To sin is to leave our heavenly Father, to suffer by leading a life of decadence. The concept of sin is inseparable from our faith in the Lord: we can only understand what it means if we believe and comprehend our heavenly Father’s love, greatness and purity.

“Heaven and humanity in one” is the ultimate hope Our Lord has in store for us. People are called to follow God’s plan and become an integral part of the eternal kingdom.

Sin, however, destroys this harmony and integrity, leading us away from our Father.

The Second Vatican Council points out, “Sin suppresses human dignity and hinders full human development” (Pastoral Constitution on The Church in the Modern World #13).

However, the power of sin is not absolute, as repentance and conversion is God’s gift to us and enables reconciliation with him. God demands a response from us—a genuine change of heart and true repentance. This is the contrast between the first son in the parable, who remained with the father, and the lost son.

Consider the confession and repentance of the lost son! That was true remorse, sorrow for weakness and error. The parable is a call from our heavenly Father made out of love to all who are engulfed in their sins to come back to him and share his sacred life.

Our heavenly Father showers us with the love of a devoted father. He makes us his children who may share a rich and happy life with him.

If we repent, convert and are reconciled with our heavenly Father, then “Heaven and humanity” will be one. 

On the other hand, the self-righteousness of the first son typifies the Nulla poena sine lege (no penalty without a law) of the Pharisees, thinking he could win his father’s love and devotion through his achievements.

He does not know that God’s love is not a transaction, or a reward for good behaviour, but something divine and unconditional. This love is the basis of God’s grace.

“All have sinned and fall short of the glory of God” (Romans 3:23). So who can boast they haven’t sinned? It is precisely the first son’s self-righteousness that places a bargaining barrier between him and his father, preventing him from basking in the joy and happiness of his father’s love.

His self-righteousness robs him of compassion for his own sibling, traps him in anger and hatred, blocking him from being reconciled with anyone.
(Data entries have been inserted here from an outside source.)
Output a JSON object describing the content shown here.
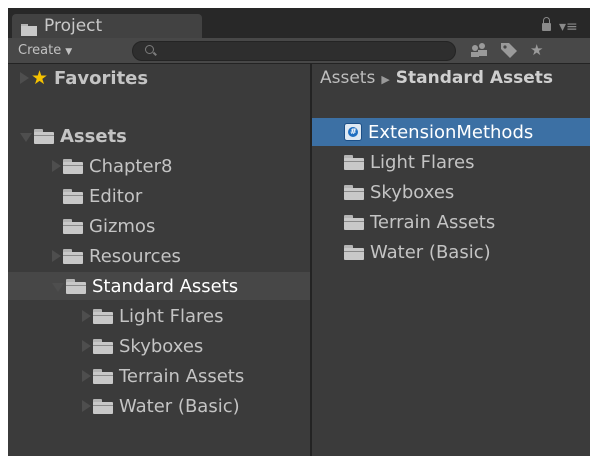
{
  "window": {
    "tab_label": "Project"
  },
  "toolbar": {
    "create_label": "Create",
    "search_value": "",
    "icons": [
      "scene-filter-icon",
      "label-tag-icon",
      "favorite-star-icon"
    ]
  },
  "tree": {
    "favorites_label": "Favorites",
    "assets_label": "Assets",
    "items": [
      {
        "label": "Chapter8",
        "has_children": true
      },
      {
        "label": "Editor",
        "has_children": false
      },
      {
        "label": "Gizmos",
        "has_children": false
      },
      {
        "label": "Resources",
        "has_children": true
      },
      {
        "label": "Standard Assets",
        "has_children": true,
        "expanded": true
      }
    ],
    "standard_children": [
      {
        "label": "Light Flares"
      },
      {
        "label": "Skyboxes"
      },
      {
        "label": "Terrain Assets"
      },
      {
        "label": "Water (Basic)"
      }
    ]
  },
  "browser": {
    "breadcrumb_root": "Assets",
    "breadcrumb_current": "Standard Assets",
    "items": [
      {
        "label": "ExtensionMethods",
        "type": "script",
        "selected": true
      },
      {
        "label": "Light Flares",
        "type": "folder"
      },
      {
        "label": "Skyboxes",
        "type": "folder"
      },
      {
        "label": "Terrain Assets",
        "type": "folder"
      },
      {
        "label": "Water (Basic)",
        "type": "folder"
      }
    ]
  },
  "colors": {
    "selection": "#3c70a4",
    "panel": "#3b3b3b",
    "favorite_star": "#f5c200"
  }
}
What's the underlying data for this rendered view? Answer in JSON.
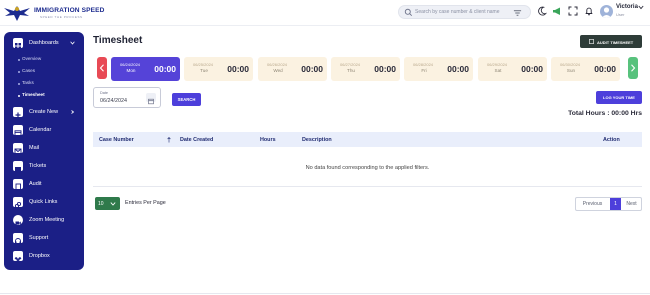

So, is self-righteousness a sin?

“If we claim to be without sin, we deceive ourselves and the truth is not in us. If we confess our sins, he is faithful and just and will forgive us our sins and purify us from all unrighteousness” (1 John 1:8-9).

Our heavenly Father has bestowed his gracious love on us. He is waiting patiently for sinners to repent and is willing to forgive. We must answer God’s call, confess our sins and start afresh. Only by doing so, can we be reconciled with our heavenly Father and join him in the feast of eternal happiness.

 

 

Lenten Campaign Organising Committee, 2016